The input:

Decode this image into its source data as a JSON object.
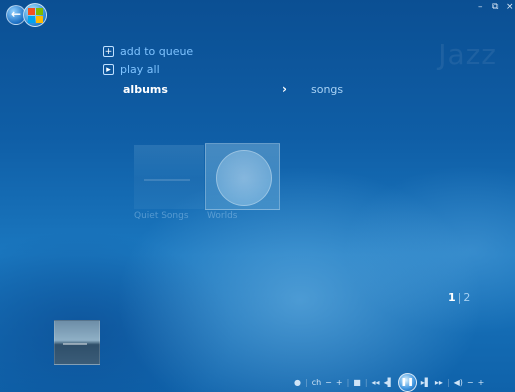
{
  "nav": {
    "back_icon": "back-arrow-icon",
    "start_icon": "windows-start-orb-icon"
  },
  "window_controls": {
    "minimize": "–",
    "restore": "⧉",
    "close": "×"
  },
  "watermark": "Jazz",
  "menu": {
    "add_to_queue": "add to queue",
    "play_all": "play all"
  },
  "breadcrumb": {
    "current": "albums",
    "arrow": "›",
    "next": "songs"
  },
  "albums": [
    {
      "title": "Quiet Songs"
    },
    {
      "title": "Worlds"
    }
  ],
  "pager": {
    "current": "1",
    "separator": "|",
    "total": "2"
  },
  "transport": {
    "dot": "●",
    "ch": "ch",
    "minus": "−",
    "plus": "+",
    "stop": "■",
    "rewind": "◂◂",
    "prev": "◂▌",
    "play_pause": "❚❚",
    "next": "▸▌",
    "fast_forward": "▸▸",
    "volume": "◀)",
    "vol_minus": "−",
    "vol_plus": "+"
  }
}
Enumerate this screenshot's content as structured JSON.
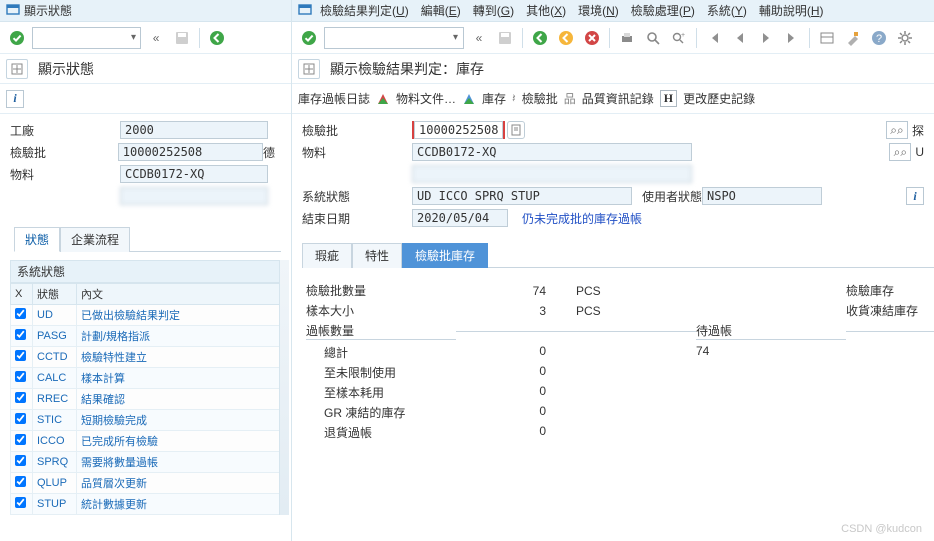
{
  "left": {
    "titlebar": "顯示狀態",
    "apptitle": "顯示狀態",
    "form": {
      "plant_label": "工廠",
      "plant_value": "2000",
      "lot_label": "檢驗批",
      "lot_value": "10000252508",
      "material_label": "物料",
      "material_value": "CCDB0172-XQ",
      "german_label": "德"
    },
    "tabs": {
      "status": "狀態",
      "process": "企業流程"
    },
    "status": {
      "title": "系統狀態",
      "col_chk": "X",
      "col_code": "狀態",
      "col_text": "內文",
      "rows": [
        {
          "code": "UD",
          "text": "已做出檢驗結果判定"
        },
        {
          "code": "PASG",
          "text": "計劃/規格指派"
        },
        {
          "code": "CCTD",
          "text": "檢驗特性建立"
        },
        {
          "code": "CALC",
          "text": "樣本計算"
        },
        {
          "code": "RREC",
          "text": "結果確認"
        },
        {
          "code": "STIC",
          "text": "短期檢驗完成"
        },
        {
          "code": "ICCO",
          "text": "已完成所有檢驗"
        },
        {
          "code": "SPRQ",
          "text": "需要將數量過帳"
        },
        {
          "code": "QLUP",
          "text": "品質層次更新"
        },
        {
          "code": "STUP",
          "text": "統計數據更新"
        }
      ]
    }
  },
  "right": {
    "menu": {
      "ud": "檢驗結果判定",
      "ud_k": "U",
      "edit": "編輯",
      "edit_k": "E",
      "goto": "轉到",
      "goto_k": "G",
      "other": "其他",
      "other_k": "X",
      "env": "環境",
      "env_k": "N",
      "proc": "檢驗處理",
      "proc_k": "P",
      "sys": "系統",
      "sys_k": "Y",
      "help": "輔助說明",
      "help_k": "H"
    },
    "apptitle": "顯示檢驗結果判定：庫存",
    "apptoolbar": {
      "journal": "庫存過帳日誌",
      "matdoc": "物料文件…",
      "stock": "庫存",
      "lot": "檢驗批",
      "qinfo": "品質資訊記錄",
      "history": "更改歷史記錄",
      "history_icon": "H"
    },
    "header": {
      "lot_label": "檢驗批",
      "lot_value": "10000252508",
      "glasses_text": "⌕⌕",
      "explore": "探",
      "un": "U",
      "mat_label": "物料",
      "mat_value": "CCDB0172-XQ",
      "sysstat_label": "系統狀態",
      "sysstat_value": "UD  ICCO SPRQ STUP",
      "userstat_label": "使用者狀態",
      "userstat_value": "NSPO",
      "end_label": "結束日期",
      "end_value": "2020/05/04",
      "note": "仍未完成批的庫存過帳"
    },
    "tabs": {
      "defects": "瑕疵",
      "chars": "特性",
      "lotstock": "檢驗批庫存"
    },
    "stock": {
      "lotqty": "檢驗批數量",
      "lotqty_v": "74",
      "uom_pcs": "PCS",
      "sample": "樣本大小",
      "sample_v": "3",
      "insp_stock": "檢驗庫存",
      "gr_frz_stock": "收貨凍結庫存",
      "postings": "過帳數量",
      "to_post": "待過帳",
      "to_post_v": "74",
      "rows": {
        "total": "總計",
        "total_v": "0",
        "unrestricted": "至未限制使用",
        "unrestricted_v": "0",
        "sample_use": "至樣本耗用",
        "sample_use_v": "0",
        "gr_frozen": "GR 凍結的庫存",
        "gr_frozen_v": "0",
        "return_post": "退貨過帳",
        "return_post_v": "0"
      }
    }
  },
  "watermark": "CSDN @kudcon"
}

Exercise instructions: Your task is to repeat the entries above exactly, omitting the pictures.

Response:
Decode this image into its source data as a JSON object.
{
  "nav": {
    "back_icon": "back-arrow-icon",
    "start_icon": "windows-start-orb-icon"
  },
  "window_controls": {
    "minimize": "–",
    "restore": "⧉",
    "close": "×"
  },
  "watermark": "Jazz",
  "menu": {
    "add_to_queue": "add to queue",
    "play_all": "play all"
  },
  "breadcrumb": {
    "current": "albums",
    "arrow": "›",
    "next": "songs"
  },
  "albums": [
    {
      "title": "Quiet Songs"
    },
    {
      "title": "Worlds"
    }
  ],
  "pager": {
    "current": "1",
    "separator": "|",
    "total": "2"
  },
  "transport": {
    "dot": "●",
    "ch": "ch",
    "minus": "−",
    "plus": "+",
    "stop": "■",
    "rewind": "◂◂",
    "prev": "◂▌",
    "play_pause": "❚❚",
    "next": "▸▌",
    "fast_forward": "▸▸",
    "volume": "◀)",
    "vol_minus": "−",
    "vol_plus": "+"
  }
}
Enumerate this screenshot's content as structured JSON.
{
  "left": {
    "titlebar": "顯示狀態",
    "apptitle": "顯示狀態",
    "form": {
      "plant_label": "工廠",
      "plant_value": "2000",
      "lot_label": "檢驗批",
      "lot_value": "10000252508",
      "material_label": "物料",
      "material_value": "CCDB0172-XQ",
      "german_label": "德"
    },
    "tabs": {
      "status": "狀態",
      "process": "企業流程"
    },
    "status": {
      "title": "系統狀態",
      "col_chk": "X",
      "col_code": "狀態",
      "col_text": "內文",
      "rows": [
        {
          "code": "UD",
          "text": "已做出檢驗結果判定"
        },
        {
          "code": "PASG",
          "text": "計劃/規格指派"
        },
        {
          "code": "CCTD",
          "text": "檢驗特性建立"
        },
        {
          "code": "CALC",
          "text": "樣本計算"
        },
        {
          "code": "RREC",
          "text": "結果確認"
        },
        {
          "code": "STIC",
          "text": "短期檢驗完成"
        },
        {
          "code": "ICCO",
          "text": "已完成所有檢驗"
        },
        {
          "code": "SPRQ",
          "text": "需要將數量過帳"
        },
        {
          "code": "QLUP",
          "text": "品質層次更新"
        },
        {
          "code": "STUP",
          "text": "統計數據更新"
        }
      ]
    }
  },
  "right": {
    "menu": {
      "ud": "檢驗結果判定",
      "ud_k": "U",
      "edit": "編輯",
      "edit_k": "E",
      "goto": "轉到",
      "goto_k": "G",
      "other": "其他",
      "other_k": "X",
      "env": "環境",
      "env_k": "N",
      "proc": "檢驗處理",
      "proc_k": "P",
      "sys": "系統",
      "sys_k": "Y",
      "help": "輔助說明",
      "help_k": "H"
    },
    "apptitle": "顯示檢驗結果判定：庫存",
    "apptoolbar": {
      "journal": "庫存過帳日誌",
      "matdoc": "物料文件…",
      "stock": "庫存",
      "lot": "檢驗批",
      "qinfo": "品質資訊記錄",
      "history": "更改歷史記錄",
      "history_icon": "H"
    },
    "header": {
      "lot_label": "檢驗批",
      "lot_value": "10000252508",
      "glasses_text": "⌕⌕",
      "explore": "探",
      "un": "U",
      "mat_label": "物料",
      "mat_value": "CCDB0172-XQ",
      "sysstat_label": "系統狀態",
      "sysstat_value": "UD  ICCO SPRQ STUP",
      "userstat_label": "使用者狀態",
      "userstat_value": "NSPO",
      "end_label": "結束日期",
      "end_value": "2020/05/04",
      "note": "仍未完成批的庫存過帳"
    },
    "tabs": {
      "defects": "瑕疵",
      "chars": "特性",
      "lotstock": "檢驗批庫存"
    },
    "stock": {
      "lotqty": "檢驗批數量",
      "lotqty_v": "74",
      "uom_pcs": "PCS",
      "sample": "樣本大小",
      "sample_v": "3",
      "insp_stock": "檢驗庫存",
      "gr_frz_stock": "收貨凍結庫存",
      "postings": "過帳數量",
      "to_post": "待過帳",
      "to_post_v": "74",
      "rows": {
        "total": "總計",
        "total_v": "0",
        "unrestricted": "至未限制使用",
        "unrestricted_v": "0",
        "sample_use": "至樣本耗用",
        "sample_use_v": "0",
        "gr_frozen": "GR 凍結的庫存",
        "gr_frozen_v": "0",
        "return_post": "退貨過帳",
        "return_post_v": "0"
      }
    }
  },
  "watermark": "CSDN @kudcon"
}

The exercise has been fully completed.